“Deltamethrin is used effectively in the European Union and other countries, but unfortunately, it is not yet available for use here,” Cornel said. “The company that makes the product is working to get California Department of Pesticide Regulation approval for using it in the state.”
The Cornel lab has also studied various insecticides in field applications.
“We placed susceptible and local mosquitoes in sentinel cages in a field and sprayed them from a truck 100-, 200- and 300-feet away in an open field situation,” Cornel said. “We recorded knockdown and mortality one hour and 24 hours after application.”

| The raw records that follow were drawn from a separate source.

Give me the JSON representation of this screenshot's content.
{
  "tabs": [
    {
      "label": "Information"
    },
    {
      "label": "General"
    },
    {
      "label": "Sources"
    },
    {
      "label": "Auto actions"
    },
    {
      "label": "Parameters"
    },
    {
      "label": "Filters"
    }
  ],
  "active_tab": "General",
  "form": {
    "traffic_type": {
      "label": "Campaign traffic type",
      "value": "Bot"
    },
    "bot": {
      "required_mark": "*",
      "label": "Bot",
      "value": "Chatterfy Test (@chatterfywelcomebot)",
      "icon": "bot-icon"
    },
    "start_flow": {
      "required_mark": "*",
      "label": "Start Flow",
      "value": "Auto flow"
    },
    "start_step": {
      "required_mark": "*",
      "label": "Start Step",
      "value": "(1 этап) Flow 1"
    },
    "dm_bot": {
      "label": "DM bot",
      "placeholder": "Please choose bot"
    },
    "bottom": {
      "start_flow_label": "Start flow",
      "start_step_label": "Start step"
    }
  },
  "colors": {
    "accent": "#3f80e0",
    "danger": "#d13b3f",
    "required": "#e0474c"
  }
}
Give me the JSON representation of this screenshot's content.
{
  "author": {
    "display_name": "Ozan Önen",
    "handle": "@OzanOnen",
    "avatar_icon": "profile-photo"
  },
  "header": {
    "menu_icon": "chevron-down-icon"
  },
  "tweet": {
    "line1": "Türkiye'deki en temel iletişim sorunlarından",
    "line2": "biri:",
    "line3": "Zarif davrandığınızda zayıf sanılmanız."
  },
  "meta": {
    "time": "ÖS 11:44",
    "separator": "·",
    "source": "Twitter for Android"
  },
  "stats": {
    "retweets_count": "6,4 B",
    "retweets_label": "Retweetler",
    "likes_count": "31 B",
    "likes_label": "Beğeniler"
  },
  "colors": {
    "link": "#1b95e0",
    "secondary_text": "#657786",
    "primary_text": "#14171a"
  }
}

The field studies verified what the scientists found in their lab tests: local Aedes aegypti have developed resistance to most pyrethroids, but organophosphate insecticides offer effective control. However, the study doesn't prove what will happen in residential areas.

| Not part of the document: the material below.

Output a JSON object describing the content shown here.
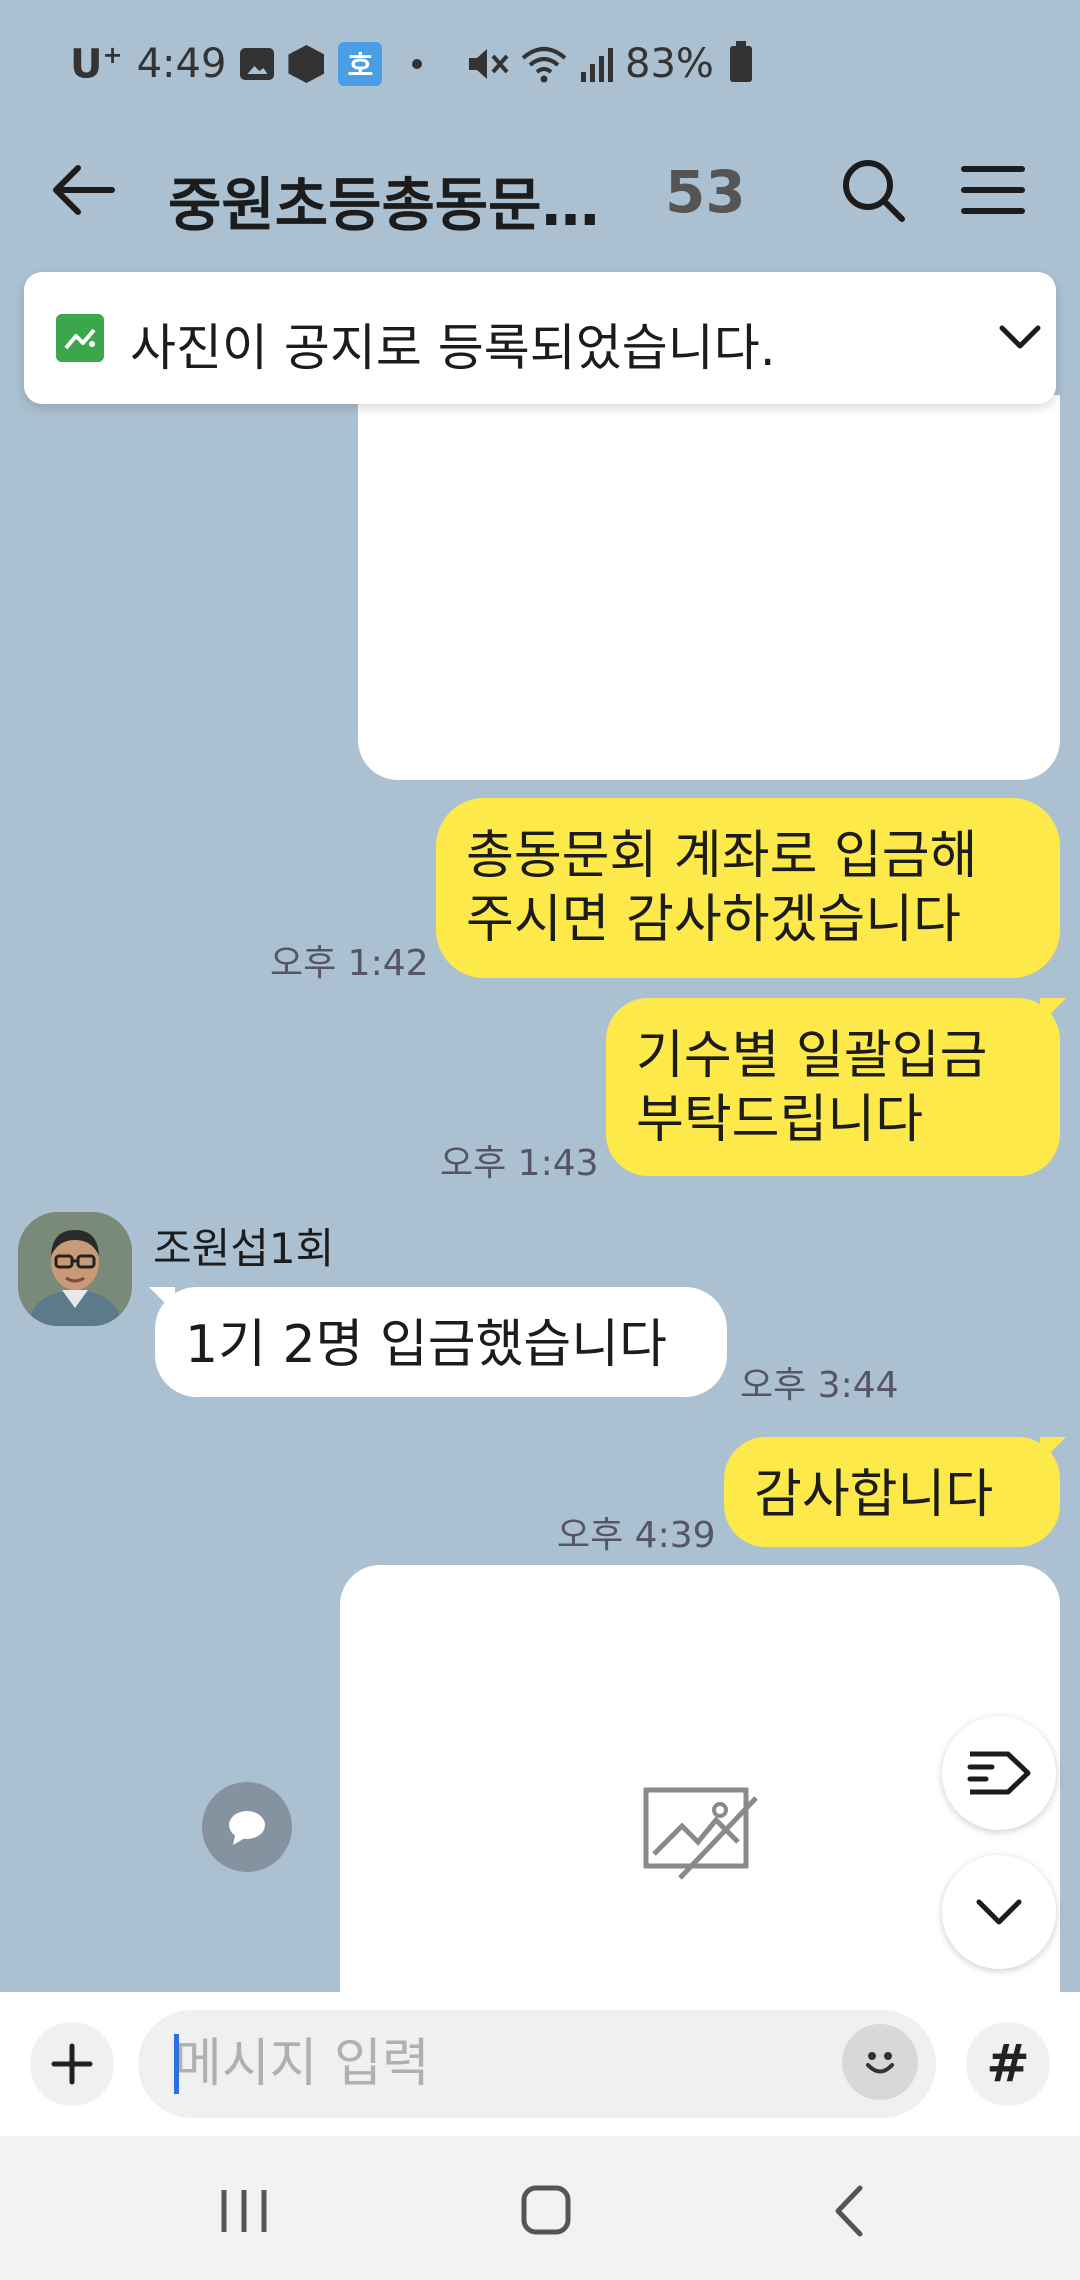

“We were in an open field, with no trees and houses to block the spread of the chemical,” Cornel said. “Now we should evaluate the efficacy of ultra-low-volume applications of malathion, an organophosphate, in a residential area.”
Reduce mosquito breeding
A well-known approach to reducing mosquito populations is elimination of standing water where mosquitoes can breed. Bird baths, abandoned toys, old tires and drainage plates under potted plants are all potential receptacles for standing water and should be discarded or kept dry. Less obvious are underground yard drains often found in newer housing developments. The scientists believe that the drains, designed to channel rain or irrigation runoff to the gutter in front of the house, may leave a perpetual supply of standing water in the buried pipe beneath the soil surface, which provide sites for mosquito development.
To test the theory, the CMAD personnel went door to door in a Clovis neighborhood to work with residents to eliminate water sources and to place fine netting on the ends of the drainage pipes.
“We have 80 percent compliance in the testing area,” Cornel said. “A few people have refused, which surprised me. But most of the residents were willing to help.”
The district is monitoring mosquito traps placed in the test area and in another Clovis neighborhood where yard drains haven't been netted.
“We have no results yet. When the study is done, CMAD will give me the data and I will analyze it,” Cornel said. “If I do see a statistically significant impact on mosquito populations, then that will confirm our suspicions and give us more convincing information to share in communities with Aedes aegypti to get them to eliminate even unseen potential mosquito breeding sites.”
If the yard drains are a confirmed mosquito breeding location, it may require a redesign to make sure that they do not hold water.
Scientists have sequenced the genome of Aedes aegypti and are using genetics to understand the movement of the pest in California.
“We want to know if the population in California comes from multiple introductions, or from a single introduction that has subsequently spread,” Cornel said.
This research is being done in collaboration with Gregory Lanzaro, Ph.D., and Yoosook Lee, Ph.D., in the Department of Pathology, Microbiology and Immunology at UC Davis, and has not yet been published, but preliminary results show that the population of Aedes aegypti that is south of the Tehachapi Mountains is probably from a separate introduction than the one that settled in Fresno, Clovis and Madera.
The scientists are also using genetics to determine the mosquitoes' dispersal patterns.
“We need to know this to help us develop effective control strategies,” Cornel said. “For example, if we've located an area with a large number of mosquitoes, we need to know how large an area we have to treat.”
The general consensus from studies around the world is that these mosquitoes don't fly very far from their development site.
“We're finding much the same here, usually no more than 80 meters,” he said. “Except, there are always a few males that disperse long distances within 24 hours – sometimes over 300 meters in one night.”
"Science is full of surprises." Bruce Hammock, UC Davis distinguished...